The Canadian model shows a poorly developed storm system way way south of our region. A much weaker system. The deep low is no longer present. A totally different solution than the GFS model.
Why the differences between the GFS model above and the Canadian model below? Well, it has to do with phasing for one thing. Phasing is basically (not a scientific explanation) when two low pressure areas (typically one from the northern U.S. and one from the southern U.S. – southern branch of the jet stream) meet up and develop a much larger storm system.
In order to phase, the upper atmosphere has to come together JUST right. If one storm outpaces the other storm then phasing won’t occur. No phase = less of a storm system. If they phase = watch out for a larger storm system that will need to be monitored and tracked.
Here is a messy graphic showing you what a PHASE looks like at the upper levels. Those colors represent the storm systems (vorticity) – you can see one over the northern United States and one over the southern United States – see how close they are? They will eventually join forces and phase. Phasing causes a much larger storm system to develop.
I found these examples on Google images.
Here they come! Will they marry? Won’t they marry?
AND HERE WE GO! A phase 🙂 (just an example from 2013)
THEY SAID, I DO! Married!
Some storms phase and some storms don’t phase. Whether they phase or not makes a WORLD of difference in what actually happens in our world of weather.
Buyer beware of forecasts for winter storms days and days in advance. They rarely verify (at least the details).
And THIS my friends is why the tortoise (the more cautious forecaster) usually wins the race. It is okay to tell you that I am watching a system in the long range. It is not okay (in my opinion) to give you specifics or make you promises about snow! There are some forecasters that won’t even touch the longer range part of the forecast. They probably have the right idea (and sleep better at night)
Here is a real world example of why it is irresponsible to post snowfall forecast maps days in advance! This actually happened last year. Note, in the article, the dangers of posting inaccurate weather data/maps/snowfall projections (local emergency management officials had to deal with the aftermath of the rumors – the National Weather Service had to answer hundreds of phone calls).
Click the image for a larger view (this was posted on the Delmarva Firefight Forums). They were simply posting it because they saw it on some amateur Facebook weather page. Unfortunately, the fire department did not know they were posting inaccurate information. Oops.
These weather maps spread like wild-fire. One person shared it to the next – then another and then another. Before long it was making national news!!!
HEY, DID YOU HEAR ABOUT THE SNOWSTORM NEXT WEEK!!!!
Here are some comments from the Restonnow web-site concerning the forecast. The article was written by Karen Goff.

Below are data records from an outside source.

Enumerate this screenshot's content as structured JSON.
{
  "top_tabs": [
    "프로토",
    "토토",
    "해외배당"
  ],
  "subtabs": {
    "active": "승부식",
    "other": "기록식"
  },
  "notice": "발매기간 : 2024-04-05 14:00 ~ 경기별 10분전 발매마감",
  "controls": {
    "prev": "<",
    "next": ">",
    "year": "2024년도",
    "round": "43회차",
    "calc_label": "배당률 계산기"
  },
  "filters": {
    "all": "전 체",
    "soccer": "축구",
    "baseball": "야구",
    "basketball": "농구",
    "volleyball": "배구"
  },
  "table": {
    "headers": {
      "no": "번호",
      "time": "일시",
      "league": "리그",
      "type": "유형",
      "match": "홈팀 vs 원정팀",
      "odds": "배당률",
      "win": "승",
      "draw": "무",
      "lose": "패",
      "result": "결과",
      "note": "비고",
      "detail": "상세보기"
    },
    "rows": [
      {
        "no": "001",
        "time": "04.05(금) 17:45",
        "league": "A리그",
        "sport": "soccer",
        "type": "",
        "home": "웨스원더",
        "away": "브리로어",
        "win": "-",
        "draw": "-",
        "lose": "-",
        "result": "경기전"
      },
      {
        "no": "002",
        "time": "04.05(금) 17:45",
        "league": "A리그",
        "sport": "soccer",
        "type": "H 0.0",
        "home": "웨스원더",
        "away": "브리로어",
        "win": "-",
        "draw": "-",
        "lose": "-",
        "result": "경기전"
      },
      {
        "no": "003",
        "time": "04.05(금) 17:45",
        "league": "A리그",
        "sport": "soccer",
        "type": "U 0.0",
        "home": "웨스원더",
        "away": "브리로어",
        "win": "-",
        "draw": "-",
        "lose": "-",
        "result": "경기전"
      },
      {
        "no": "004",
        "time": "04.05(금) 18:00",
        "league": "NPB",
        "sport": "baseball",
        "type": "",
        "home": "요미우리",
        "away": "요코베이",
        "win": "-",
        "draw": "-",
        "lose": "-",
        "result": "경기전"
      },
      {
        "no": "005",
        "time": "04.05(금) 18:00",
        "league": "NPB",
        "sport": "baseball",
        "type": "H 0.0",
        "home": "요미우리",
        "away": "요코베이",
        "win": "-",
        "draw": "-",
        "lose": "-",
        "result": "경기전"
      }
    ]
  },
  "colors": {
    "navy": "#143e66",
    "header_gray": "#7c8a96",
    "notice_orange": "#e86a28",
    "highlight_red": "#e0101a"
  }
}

So, this winter when you see someone posting and sharing HUGE snowfall projection maps (days in advance) please don’t share those maps! You will save the National Weather Service and other local forecasters a headache. 🙂
Oops I am late for a meeting and running out of time to edit this post. Have a great weekend!

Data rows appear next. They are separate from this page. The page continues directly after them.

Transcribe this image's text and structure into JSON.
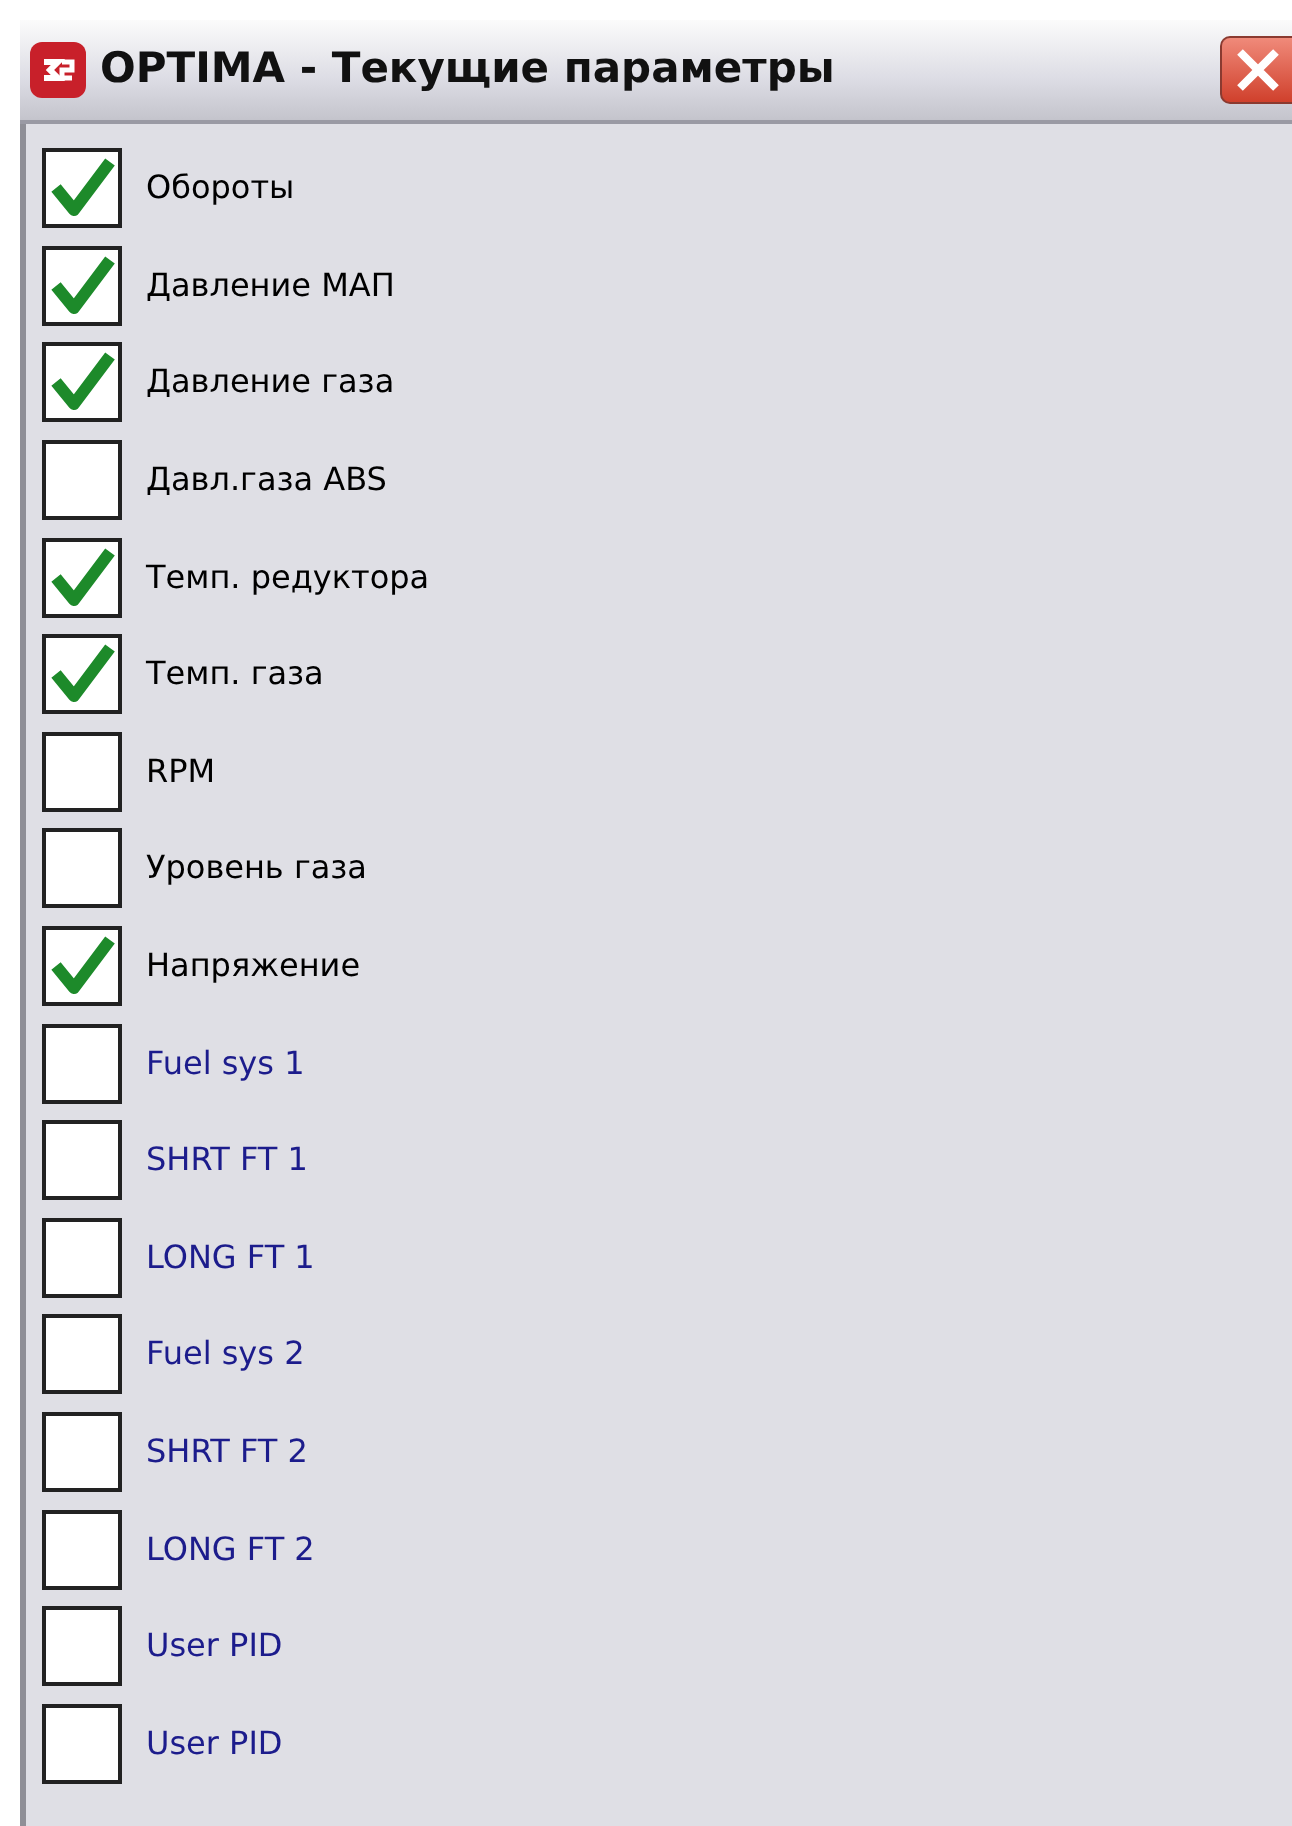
{
  "window": {
    "title": "OPTIMA - Текущие параметры"
  },
  "parameters": [
    {
      "label": "Обороты",
      "checked": true,
      "color": "#000000"
    },
    {
      "label": "Давление МАП",
      "checked": true,
      "color": "#000000"
    },
    {
      "label": "Давление газа",
      "checked": true,
      "color": "#000000"
    },
    {
      "label": "Давл.газа ABS",
      "checked": false,
      "color": "#000000"
    },
    {
      "label": "Темп. редуктора",
      "checked": true,
      "color": "#000000"
    },
    {
      "label": "Темп. газа",
      "checked": true,
      "color": "#000000"
    },
    {
      "label": "RPM",
      "checked": false,
      "color": "#000000"
    },
    {
      "label": "Уровень газа",
      "checked": false,
      "color": "#000000"
    },
    {
      "label": "Напряжение",
      "checked": true,
      "color": "#000000"
    },
    {
      "label": "Fuel sys 1",
      "checked": false,
      "color": "#1c1c8c"
    },
    {
      "label": "SHRT FT 1",
      "checked": false,
      "color": "#1c1c8c"
    },
    {
      "label": "LONG FT 1",
      "checked": false,
      "color": "#1c1c8c"
    },
    {
      "label": "Fuel sys 2",
      "checked": false,
      "color": "#1c1c8c"
    },
    {
      "label": "SHRT FT 2",
      "checked": false,
      "color": "#1c1c8c"
    },
    {
      "label": "LONG FT 2",
      "checked": false,
      "color": "#1c1c8c"
    },
    {
      "label": "User PID",
      "checked": false,
      "color": "#1c1c8c"
    },
    {
      "label": "User PID",
      "checked": false,
      "color": "#1c1c8c"
    }
  ]
}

——————— End rant
Many of my graphics are from www.weatherbell.com – a great resource for weather data, model data, and more

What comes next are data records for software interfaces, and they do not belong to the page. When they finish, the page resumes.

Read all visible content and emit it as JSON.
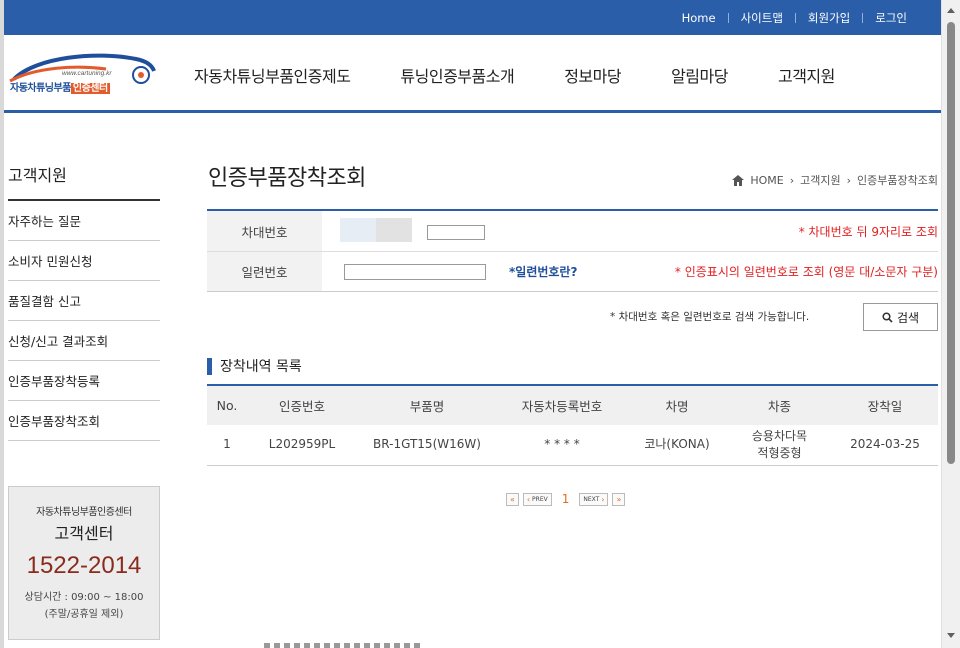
{
  "top_links": [
    "Home",
    "사이트맵",
    "회원가입",
    "로그인"
  ],
  "logo": {
    "url": "www.cartuning.kr",
    "name_prefix": "자동차튜닝부품",
    "name_highlight": "인증센터"
  },
  "gnb": [
    "자동차튜닝부품인증제도",
    "튜닝인증부품소개",
    "정보마당",
    "알림마당",
    "고객지원"
  ],
  "sidebar": {
    "title": "고객지원",
    "items": [
      {
        "label": "자주하는 질문"
      },
      {
        "label": "소비자 민원신청"
      },
      {
        "label": "품질결함 신고"
      },
      {
        "label": "신청/신고 결과조회"
      },
      {
        "label": "인증부품장착등록"
      },
      {
        "label": "인증부품장착조회"
      }
    ]
  },
  "customer_center": {
    "org": "자동차튜닝부품인증센터",
    "title": "고객센터",
    "phone": "1522-2014",
    "hours": "상담시간 : 09:00 ~ 18:00",
    "hours_note": "(주말/공휴일 제외)"
  },
  "page": {
    "title": "인증부품장착조회",
    "breadcrumb": [
      "HOME",
      "고객지원",
      "인증부품장착조회"
    ]
  },
  "search": {
    "plate_label": "차대번호",
    "plate_note": "* 차대번호 뒤 9자리로 조회",
    "serial_label": "일련번호",
    "serial_link": "*일련번호란?",
    "serial_note": "* 인증표시의 일련번호로 조회 (영문 대/소문자 구분)",
    "help": "* 차대번호 혹은 일련번호로 검색 가능합니다.",
    "button": "검색"
  },
  "list": {
    "title": "장착내역 목록",
    "columns": [
      "No.",
      "인증번호",
      "부품명",
      "자동차등록번호",
      "차명",
      "차종",
      "장착일"
    ],
    "rows": [
      {
        "no": "1",
        "cert": "L202959PL",
        "part": "BR-1GT15(W16W)",
        "reg": "* * * *",
        "car": "코나(KONA)",
        "type_line1": "승용차다목",
        "type_line2": "적형중형",
        "date": "2024-03-25"
      }
    ]
  },
  "pager": {
    "prev": "PREV",
    "current": "1",
    "next": "NEXT"
  },
  "colors": {
    "primary": "#2a5ea8",
    "alert": "#e32020",
    "phone": "#8a2b1c",
    "pager_accent": "#e07020"
  }
}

This blog was inspired by ABC 33/40’s Alabama Weather Blog – view their blog
Current tower cam view from the Weather Observatory- Click here for all cameras.
Benton, Kentucky Tower Camera – Click here for full view
You can sign up for my AWARE email by clicking here I typically send out AWARE emails before severe weather, winter storms, or other active weather situations. I do not email watches or warnings. The emails are a basic “heads up” concerning incoming weather conditions.